"Follow Me Home" is a treacle-thick bowl of guitars and good old Aussie vernacular ("She's looking beaut/Maybe a root/There's a swag in the back of me ute") guaranteed to flummox anyone from outside Terra Australis. At least they'll make sense of the wonderful, uncurling Mad Macka solo. If fact, those solos are on almost every song so if they like that one, there's plenty more to enjoy. "Goin' To Hell" and "20 Pot Screamer" are pretty well par for the course Psychos rave-ups, which means they're not pretty to listen to but pretty effective. Fans wouldn't have it any other way.

The Psychos have always had a soft spot for an Oz rock cover and they do a ball-tearing job with Buffalo's alpha male anthem "I'm a Skirtlifter Not a Shirt Raiser" (complete with Robbie Watts solo - obviously recorded when he was alive for those asking the question.)

Part of me always wants the Psychos to move on. Another shrugs and realises that it isn't possible. So, no surprises here, and if you like it be warned there's another album apparently mostly in the can. The more things change....– The Barman



OFF YA CRUET - Cosmic Psychos (Timberyard)
Putting on a new Cosmic Psychos album is like finding a pair of your flatmate's skid-marked undies in your washing basket - it's disturbing, you worry that they might have soiled your good going-out shirt, but it's something that you have to deal with, even if it means fetching lead-lined gloves and a pair of industrial tongs to minimise your exposure.

The Psychos are an ugly sounding band - maybe more so than most of their contemporaries. They lack the primal force of X at their peak, or the reckless trajectory of feedtime - and scarcely bear comparing to all those smack blues bands that used to populate Melbourne pubs and the Evil Scar in Sydney - but there's a consistently focused edge in what the Psychos do that makes them sound more than a little wired and seriously unhinged. When Ross Knight sings about sending a former drummer to meet his maker ("Kill Bill") by severing his head, you just know he means it.

While the band (not unexpectedly) contends that 1997's "Oh What a Lovely Pie" was their best album to date before "Cruet" popped its ugly head out and copped a slap on the arse from the doctor for its trouble, I don't buy that. "Pie" seemed a warmed-over version of the one that went before,"Self Totalled" (1995), and suffered from a lack of songs. No such criticism this time out. You might gasp in disbelief but the band have managed to write some tunes this time around, without tempering the intensity of their attack.

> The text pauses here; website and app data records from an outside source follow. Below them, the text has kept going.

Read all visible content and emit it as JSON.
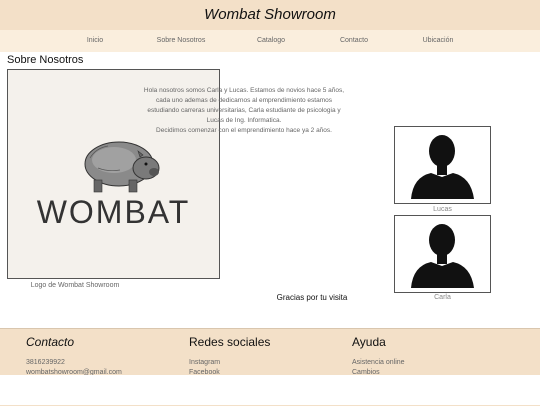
{
  "header": {
    "title": "Wombat Showroom"
  },
  "nav": {
    "items": [
      "Inicio",
      "Sobre Nosotros",
      "Catalogo",
      "Contacto",
      "Ubicación"
    ]
  },
  "about": {
    "section_title": "Sobre Nosotros",
    "logo_text": "WOMBAT",
    "logo_caption": "Logo de Wombat Showroom",
    "intro_lines": [
      "Hola nosotros somos Carla y Lucas. Estamos de novios hace 5 años,",
      "cada uno ademas de dedicarnos al emprendimiento estamos",
      "estudiando carreras universitarias, Carla estudiante de psicologia y",
      "Lucas de Ing. Informatica.",
      "Decidimos comenzar con el emprendimiento hace ya 2 años."
    ],
    "profiles": [
      {
        "name": "Lucas",
        "icon": "person-silhouette-icon"
      },
      {
        "name": "Carla",
        "icon": "person-silhouette-icon"
      }
    ],
    "thanks": "Gracias por tu visita"
  },
  "footer": {
    "contact": {
      "title": "Contacto",
      "phone": "3816239922",
      "email": "wombatshowroom@gmail.com"
    },
    "social": {
      "title": "Redes sociales",
      "items": [
        "Instagram",
        "Facebook"
      ]
    },
    "help": {
      "title": "Ayuda",
      "items": [
        "Asistencia online",
        "Cambios"
      ]
    }
  },
  "colors": {
    "header_bg": "#f3e0c8",
    "nav_bg": "#faeedd",
    "footer_bg": "#f3e0c8"
  }
}
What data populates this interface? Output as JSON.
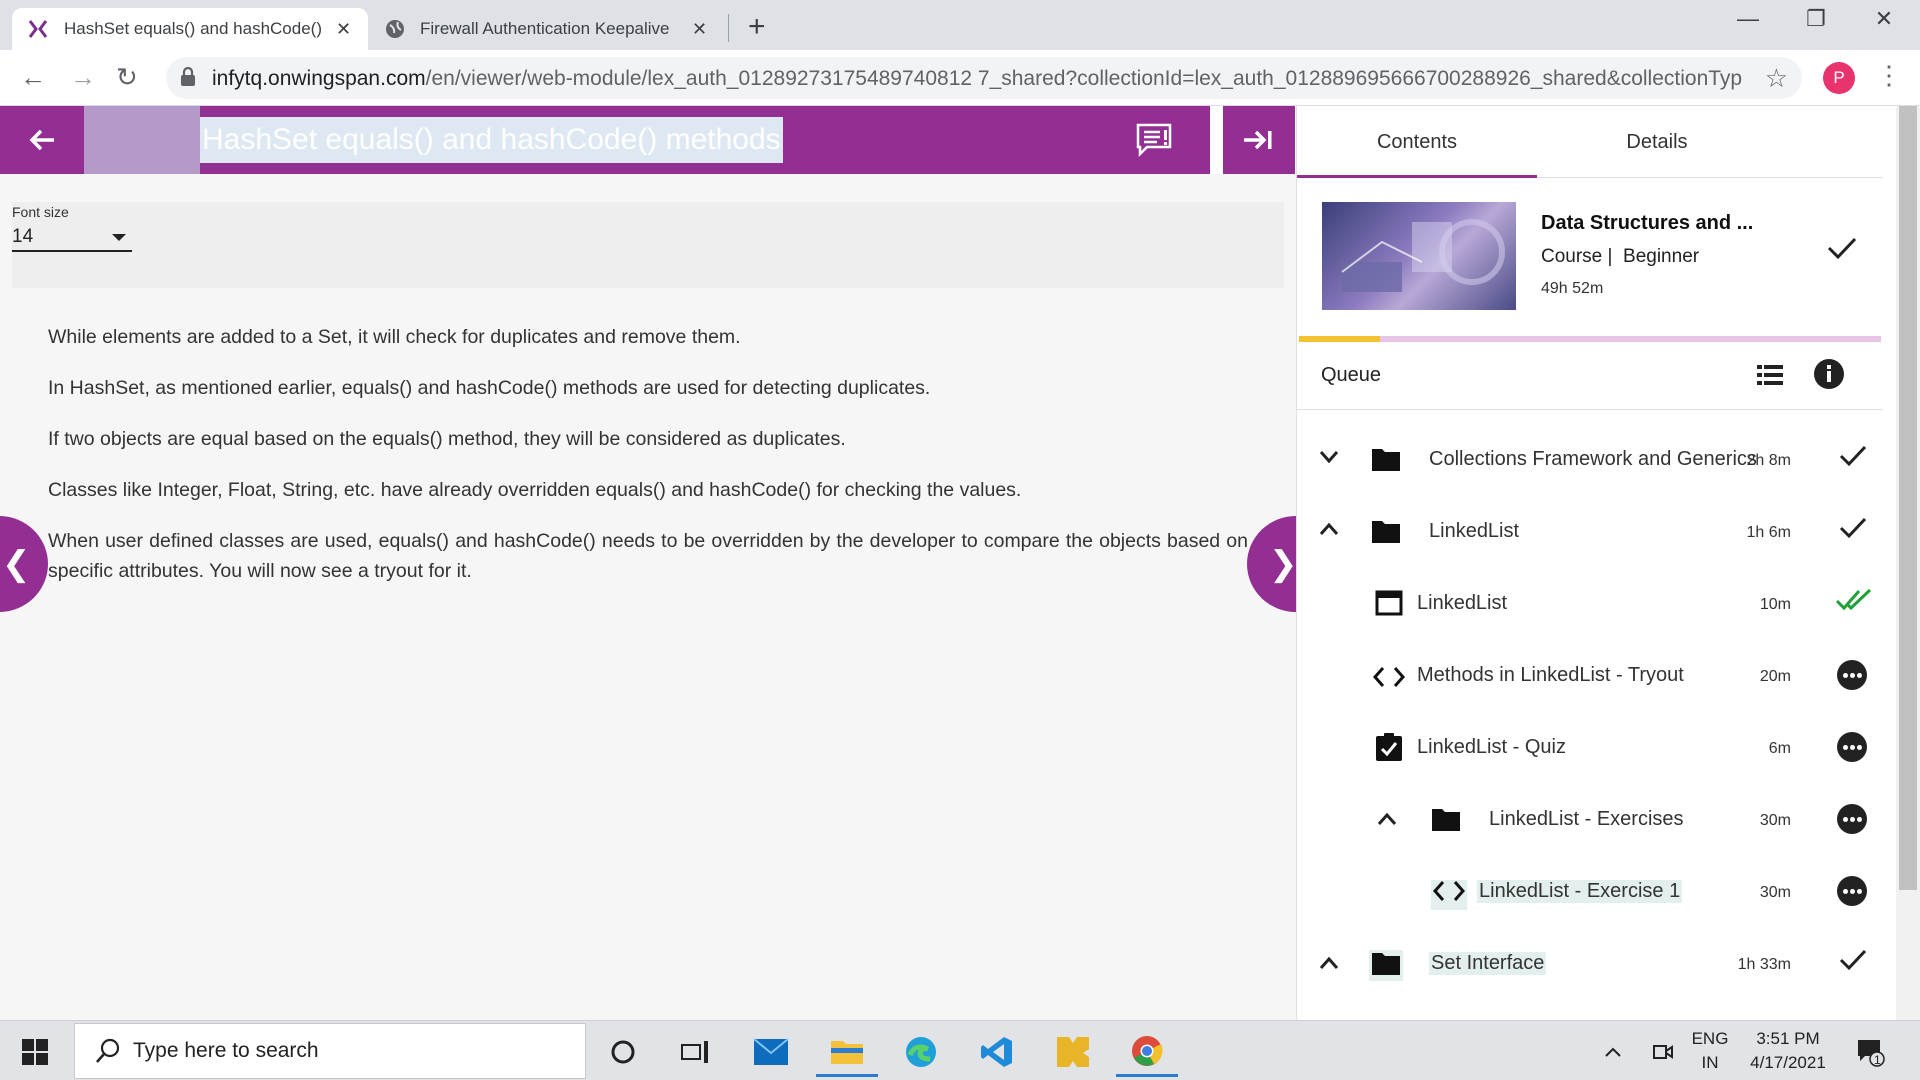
{
  "browser": {
    "tabs": [
      {
        "title": "HashSet equals() and hashCode()",
        "active": true
      },
      {
        "title": "Firewall Authentication Keepalive",
        "active": false
      }
    ],
    "url_host": "infytq.onwingspan.com",
    "url_path": "/en/viewer/web-module/lex_auth_01289273175489740812 7_shared?collectionId=lex_auth_012889695666700288926_shared&collectionType...",
    "profile_initial": "P"
  },
  "header": {
    "title": "HashSet equals() and hashCode() methods"
  },
  "font_size": {
    "label": "Font size",
    "value": "14"
  },
  "article": {
    "paragraphs": [
      "While elements are added to a Set, it will check for duplicates and remove them.",
      "In HashSet, as mentioned earlier, equals() and hashCode() methods are used for detecting duplicates.",
      "If two objects are equal based on the equals() method, they will be considered as duplicates.",
      "Classes like Integer, Float, String, etc. have already overridden equals() and hashCode() for checking the values.",
      "When user defined classes are used, equals() and hashCode() needs to be overridden by the developer to compare the objects based on specific attributes. You will now see a tryout for it."
    ]
  },
  "side_panel": {
    "tabs": [
      "Contents",
      "Details"
    ],
    "course": {
      "title": "Data Structures and ...",
      "type": "Course",
      "level": "Beginner",
      "duration": "49h 52m",
      "progress": 0.14
    },
    "queue_label": "Queue",
    "items": [
      {
        "label": "Collections Framework and Generics",
        "time": "2h 8m",
        "icon": "folder-icon",
        "status": "done"
      },
      {
        "label": "LinkedList",
        "time": "1h 6m",
        "icon": "folder-icon",
        "status": "done"
      },
      {
        "label": "LinkedList",
        "time": "10m",
        "icon": "window-icon",
        "status": "completed-double"
      },
      {
        "label": "Methods in LinkedList - Tryout",
        "time": "20m",
        "icon": "code-icon",
        "status": "pending"
      },
      {
        "label": "LinkedList - Quiz",
        "time": "6m",
        "icon": "quiz-icon",
        "status": "pending"
      },
      {
        "label": "LinkedList - Exercises",
        "time": "30m",
        "icon": "folder-icon",
        "status": "pending"
      },
      {
        "label": "LinkedList - Exercise 1",
        "time": "30m",
        "icon": "code-icon",
        "status": "pending"
      },
      {
        "label": "Set Interface",
        "time": "1h 33m",
        "icon": "folder-icon",
        "status": "done"
      }
    ]
  },
  "taskbar": {
    "search_placeholder": "Type here to search",
    "lang_line1": "ENG",
    "lang_line2": "IN",
    "time": "3:51 PM",
    "date": "4/17/2021",
    "notification_count": "1"
  },
  "colors": {
    "brand_purple": "#932f92",
    "progress_yellow": "#f2c230",
    "done_green": "#21a038"
  }
}
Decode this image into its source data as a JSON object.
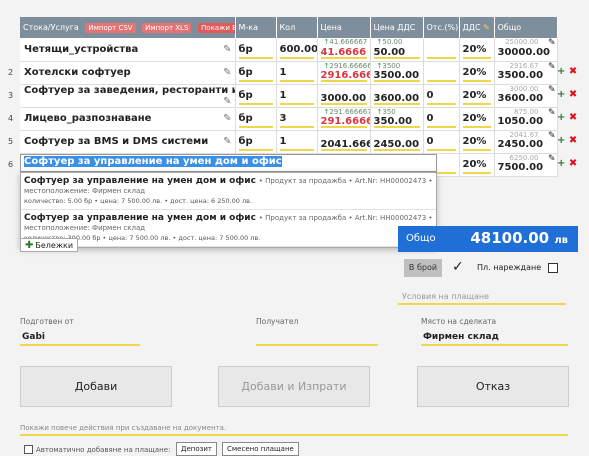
{
  "table": {
    "headers": {
      "product": "Стока/Услуга",
      "import_csv": "Импорт CSV",
      "import_xls": "Импорт XLS",
      "show_all": "Покажи Всички",
      "unit": "М-ка",
      "qty": "Кол",
      "price": "Цена",
      "price_vat": "Цена ДДС",
      "discount": "Отс.(%)",
      "vat": "ДДС",
      "total": "Общо"
    },
    "rows": [
      {
        "num": "",
        "name": "Четящи_устройства",
        "unit": "бр",
        "qty": "600.00",
        "price_hint": "41.666667",
        "price": "41.6666",
        "price_vat_hint": "50.00",
        "price_vat": "50.00",
        "discount": "",
        "vat": "20%",
        "total_hint": "25000.00",
        "total": "30000.00"
      },
      {
        "num": "2",
        "name": "Хотелски софтуер",
        "unit": "бр",
        "qty": "1",
        "price_hint": "2916.666667",
        "price": "2916.6666",
        "price_vat_hint": "3500",
        "price_vat": "3500.00",
        "discount": "",
        "vat": "20%",
        "total_hint": "2916.67",
        "total": "3500.00"
      },
      {
        "num": "3",
        "name": "Софтуер за заведения, ресторанти и магазини",
        "unit": "бр",
        "qty": "1",
        "price_hint": "",
        "price": "3000.00",
        "price_vat_hint": "",
        "price_vat": "3600.00",
        "discount": "0",
        "vat": "20%",
        "total_hint": "3000.00",
        "total": "3600.00"
      },
      {
        "num": "4",
        "name": "Лицево_разпознаване",
        "unit": "бр",
        "qty": "3",
        "price_hint": "291.666667",
        "price": "291.6666",
        "price_vat_hint": "350",
        "price_vat": "350.00",
        "discount": "0",
        "vat": "20%",
        "total_hint": "875.00",
        "total": "1050.00"
      },
      {
        "num": "5",
        "name": "Софтуер за BMS и DMS системи",
        "unit": "бр",
        "qty": "1",
        "price_hint": "",
        "price": "2041.6666",
        "price_vat_hint": "",
        "price_vat": "2450.00",
        "discount": "0",
        "vat": "20%",
        "total_hint": "2041.67",
        "total": "2450.00"
      },
      {
        "num": "6",
        "name": "",
        "unit": "",
        "qty": "",
        "price_hint": "",
        "price": "",
        "price_vat_hint": "",
        "price_vat": "",
        "discount": "",
        "vat": "20%",
        "total_hint": "6250.00",
        "total": "7500.00"
      }
    ]
  },
  "autocomplete": {
    "input_value": "Софтуер за управление на умен дом и офис",
    "items": [
      {
        "title": "Софтуер за управление на умен дом и офис",
        "meta": "• Продукт за продажба • Art.Nr: HH00002473 • местоположение: Фирмен склад",
        "sub": "количество: 5.00 бр • цена: 7 500.00 лв. • дост. цена: 6 250.00 лв."
      },
      {
        "title": "Софтуер за управление на умен дом и офис",
        "meta": "• Продукт за продажба • Art.Nr: HH00002473 • местоположение: Фирмен склад",
        "sub": "количество: 300.00 бр • цена: 7 500.00 лв. • дост. цена: 7 500.00 лв."
      }
    ]
  },
  "notes_label": "Бележки",
  "total": {
    "label": "Общо",
    "value": "48100.00",
    "currency": "лв"
  },
  "payment": {
    "cash_label": "В брой",
    "order_label": "Пл. нареждане",
    "terms_placeholder": "Условия на плащане"
  },
  "fields": {
    "prepared_by_label": "Подготвен от",
    "prepared_by_value": "Gabi",
    "receiver_label": "Получател",
    "receiver_value": "",
    "place_label": "Място на сделката",
    "place_value": "Фирмен склад"
  },
  "buttons": {
    "add": "Добави",
    "add_send": "Добави и Изпрати",
    "cancel": "Отказ"
  },
  "more_actions": "Покажи повече действия при създаване на документа.",
  "auto_add_label": "Автоматично добавяне на плащане:",
  "deposit_label": "Депозит",
  "mixed_label": "Смесено плащане"
}
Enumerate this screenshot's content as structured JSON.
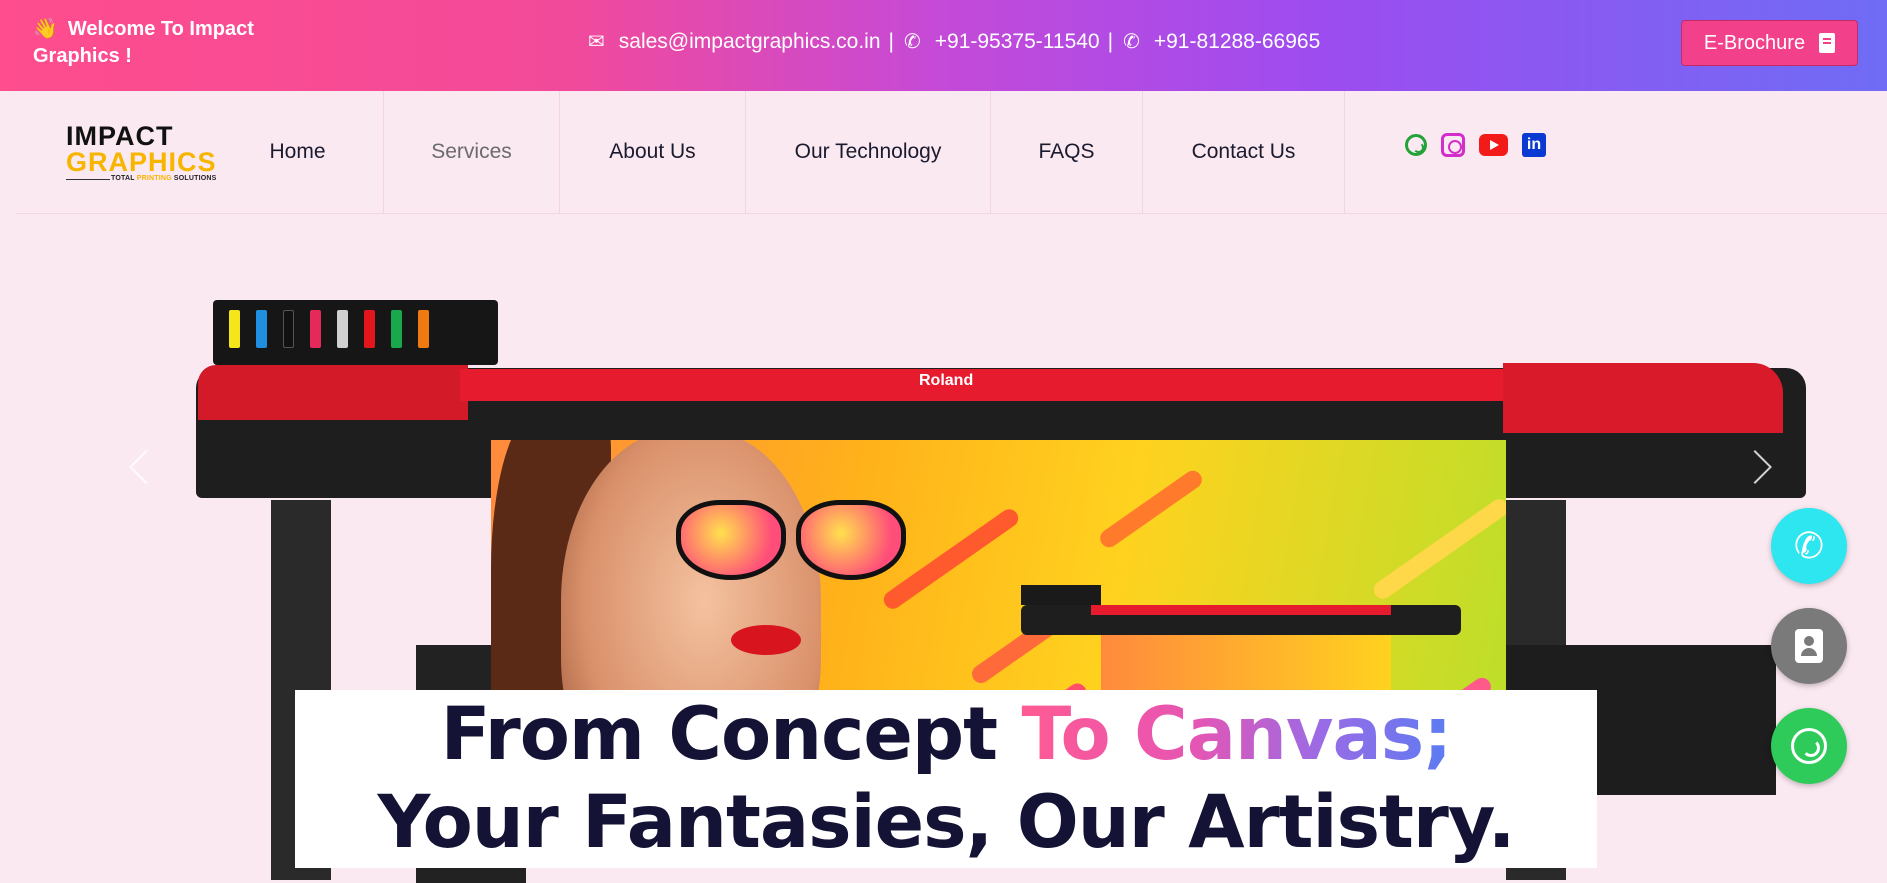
{
  "topbar": {
    "welcome_emoji": "👋",
    "welcome_text": "Welcome To Impact Graphics !",
    "email": "sales@impactgraphics.co.in",
    "separator": "|",
    "phone1": "+91-95375-11540",
    "phone2": "+91-81288-66965",
    "ebrochure_label": "E-Brochure"
  },
  "logo": {
    "line1": "IMPACT",
    "line2": "GRAPHICS",
    "tagline_pre": "TOTAL",
    "tagline_gold": "PRINTING",
    "tagline_post": "SOLUTIONS"
  },
  "nav": {
    "items": [
      {
        "label": "Home"
      },
      {
        "label": "Services"
      },
      {
        "label": "About Us"
      },
      {
        "label": "Our Technology"
      },
      {
        "label": "FAQS"
      },
      {
        "label": "Contact Us"
      }
    ],
    "social": [
      "whatsapp-icon",
      "instagram-icon",
      "youtube-icon",
      "linkedin-icon"
    ],
    "linkedin_glyph": "in"
  },
  "hero": {
    "printer_brand": "Roland",
    "headline_line1_dark": "From Concept ",
    "headline_line1_gradient": "To Canvas;",
    "headline_line2": "Your Fantasies, Our Artistry."
  },
  "colors": {
    "accent_pink": "#ff4d8d",
    "accent_purple": "#9d4cf0",
    "accent_blue": "#6f6cf5",
    "headline_dark": "#141335",
    "call_button": "#2ee6f0",
    "whatsapp_button": "#2ecb5a"
  },
  "floating_buttons": [
    "phone-icon",
    "contact-card-icon",
    "whatsapp-icon"
  ]
}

That attack's alive as ever on "Panic Song", where the insanity that X summoned up on "Going Crazy" similarly leaps out the speakers and bashes its head against the walls of the rubber room. How can you not like a song with a title like "Drinking With the SAS"? A guitar-simulated Blackhawk approach yields to a martial drumbeat and a huge wall of sound that's archetypal Psychos. Lyrics like "Last round/Man down/Hands and knees/Bucket please" make every post a winner.

Knighty's fuzz bass runs rampant on "Last Round" and "Mortician", while "The Shed" comes across like the Tatts on a country bent with Robbie Watt's slide carving a whole in your head. "Letter to My Liver" possibly doesn't live up to its illustrious title, but I might just have to have a drink, think about it and get back to you on that.

Watts' guitarwork is always cool and he comes into his own on the closing "Nevere Give In", which could grow into an anthem to rival "Come On Cunt" (if you're new to this band, I'm not joking with that last song title).

Production isn't a million miles away from "Pie", although the fuzz bass being toned down on a few tracks might upset some purists. (If you have to take exception, quibble with drummer Dean Muller's tinny snare sound but, really, it's a minor bitch). On balance, Lindsay Gravina's work behind the desk is fairly spiffing.

One of my fave moments in the last 15 years of gig going was to sit in the VIP area at Eastern Creek Racetrack in Sydney and see the Cosmic Psychos absolutely lay waste to headlining megabores Pearl Jam (hey, if the ticket was free you would have gone too). On the album front, it's been nearly a decade between drinks. Who would have thought? Do us a favour guys, and don't leave it so long. – The Barman